Exercise
Filter the records, keeping every line that has the string "name".

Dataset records
# # #

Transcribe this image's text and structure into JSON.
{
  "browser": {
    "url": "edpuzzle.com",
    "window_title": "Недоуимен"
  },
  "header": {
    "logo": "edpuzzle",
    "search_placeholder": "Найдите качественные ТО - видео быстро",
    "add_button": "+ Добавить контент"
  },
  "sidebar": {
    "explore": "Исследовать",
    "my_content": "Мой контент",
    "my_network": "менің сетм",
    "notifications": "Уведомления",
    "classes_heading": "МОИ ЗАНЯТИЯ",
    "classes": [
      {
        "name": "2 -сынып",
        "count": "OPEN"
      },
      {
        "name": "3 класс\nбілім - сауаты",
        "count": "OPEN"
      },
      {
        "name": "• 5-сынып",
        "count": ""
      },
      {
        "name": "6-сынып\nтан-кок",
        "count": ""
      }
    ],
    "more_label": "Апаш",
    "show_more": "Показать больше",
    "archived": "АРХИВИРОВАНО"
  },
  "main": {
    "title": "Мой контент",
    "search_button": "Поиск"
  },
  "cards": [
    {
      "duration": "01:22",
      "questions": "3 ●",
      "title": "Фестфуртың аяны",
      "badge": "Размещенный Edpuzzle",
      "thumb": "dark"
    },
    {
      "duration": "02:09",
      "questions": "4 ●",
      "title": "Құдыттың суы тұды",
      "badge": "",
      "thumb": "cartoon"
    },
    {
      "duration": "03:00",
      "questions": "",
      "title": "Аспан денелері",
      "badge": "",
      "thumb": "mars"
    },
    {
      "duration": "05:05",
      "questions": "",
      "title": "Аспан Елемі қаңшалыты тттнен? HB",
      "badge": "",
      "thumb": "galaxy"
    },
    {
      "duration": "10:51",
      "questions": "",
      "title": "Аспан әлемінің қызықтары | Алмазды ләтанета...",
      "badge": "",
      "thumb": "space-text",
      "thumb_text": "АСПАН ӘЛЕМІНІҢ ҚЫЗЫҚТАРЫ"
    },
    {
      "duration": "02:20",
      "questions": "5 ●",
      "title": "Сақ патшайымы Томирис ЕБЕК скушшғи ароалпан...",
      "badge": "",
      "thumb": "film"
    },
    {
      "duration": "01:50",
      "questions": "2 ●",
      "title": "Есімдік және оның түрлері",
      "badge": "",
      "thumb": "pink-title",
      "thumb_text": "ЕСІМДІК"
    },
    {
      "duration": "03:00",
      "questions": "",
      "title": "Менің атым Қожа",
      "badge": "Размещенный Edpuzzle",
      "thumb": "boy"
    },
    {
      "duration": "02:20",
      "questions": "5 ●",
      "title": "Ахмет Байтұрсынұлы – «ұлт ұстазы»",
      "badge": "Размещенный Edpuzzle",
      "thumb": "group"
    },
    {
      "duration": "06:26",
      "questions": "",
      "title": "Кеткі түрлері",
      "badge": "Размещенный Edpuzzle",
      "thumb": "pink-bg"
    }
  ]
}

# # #

Finished exercise
        "name": "2 -сынып",
        "name": "3 класс\nбілім - сауаты",
        "name": "• 5-сынып",
        "name": "6-сынып\nтан-кок",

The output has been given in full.